New fashion collections express the creativity and innovation of a designer backed by R&D efforts that are time-consuming and costly, and remain the intellectual property (IP) of the design house. Fashion Designers undertake these expenditures in anticipation that a well-differentiated line will bring rewards in high volume sales and repeat orders before competitors can perhaps piggy-back on their design elements with similar products. But some competitors will engage in various improper and illegal methods to acquire new designs, market research or survey results.

This type of misappropriation of trade secrets (intellectual property) fuels knock offs and grey market activities that can cut deeply into the profit potential of owners of new designs by being able to produce items that are similar and cheaper in advance of a collection launch. Any information about a new collection or the designer’s marketing strategies getting into the hands of the competition before it can be brought to market can also shorten the life cycle of a collection further reducing its value to the designer.

Fashion houses employ various IP protection methods to maintain secrecy about new collections. These may include non-disclosure and non-compete clauses in employment contracts, similar agreements with vendors and licensees as well as non-disclosure agreements with customers who are asked for developmental input and those who attend early previews. Some designers who produce overseas will keep designs and patterns at their US studios, and ship cut fabric to overseas contractors for assembling in order to minimize the incidence of design theft. Large manufacturers may employ specialist security personnel to guard against computer hacking and spyware.

Industrial spying continues to afford high gains to perpetrators because it is usually detected only when a knock off is found on the market and there is extreme difficulty in tracing the origin of the product. I have done a few expeditions to parts of New York City to follow up on a tip that design elements of a new collection are already in the trade just as the collection is about to be launched. It is almost impossible to trace the origins of these products to establish liability – itinerant street vendors selling a facsimile of a $700 handbag for $65 – sales people who claim to speak no English – claims of buying items from an unidentified suitcase trader – items with just enough differentiation to deny allegations of being a knock off.

Manufacturers, who may have the burden of proof, find that the anonymity of the suppliers presents a hurdle to bringing suit so perpetrators operate almost with impunity. Every now and then there is a raid on these locations and retailers are hauled into court. Local law enforcement does not have the teeth to go after suspected perpetrators and these cases are usually left to the state or FTC for prosecution. Industrial spying and IP theft remain criminal activities prosecutable by state or federal authorities under the criminal code or in the US Court of International Trade. But successful prosecution is problematic which exacerbates the problem by making industrial espionage in the fashion industry profitable.
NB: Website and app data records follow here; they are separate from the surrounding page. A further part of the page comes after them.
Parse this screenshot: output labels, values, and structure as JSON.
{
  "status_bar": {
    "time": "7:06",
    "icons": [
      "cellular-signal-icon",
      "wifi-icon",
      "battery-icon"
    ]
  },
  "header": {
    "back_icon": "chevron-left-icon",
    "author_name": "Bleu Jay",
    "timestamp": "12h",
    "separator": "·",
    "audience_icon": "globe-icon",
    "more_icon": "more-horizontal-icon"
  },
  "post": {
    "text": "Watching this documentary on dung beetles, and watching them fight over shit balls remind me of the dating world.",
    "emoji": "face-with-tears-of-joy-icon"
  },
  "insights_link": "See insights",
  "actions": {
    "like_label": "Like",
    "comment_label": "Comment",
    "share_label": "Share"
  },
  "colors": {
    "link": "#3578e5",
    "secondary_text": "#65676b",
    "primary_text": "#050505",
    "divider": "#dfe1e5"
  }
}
The only real recourse left to designers is heightened security protocols.

Related articles on this blog
• Getting into the Fashion Business
• Intellectual Property
• Market Hunger
• Mass Customization; Fashion Industry

Merlin Hernandez is an entrepreneurial development and management consultant with extensive experience in the fashion industry. For more information on this topic, please send enquiries to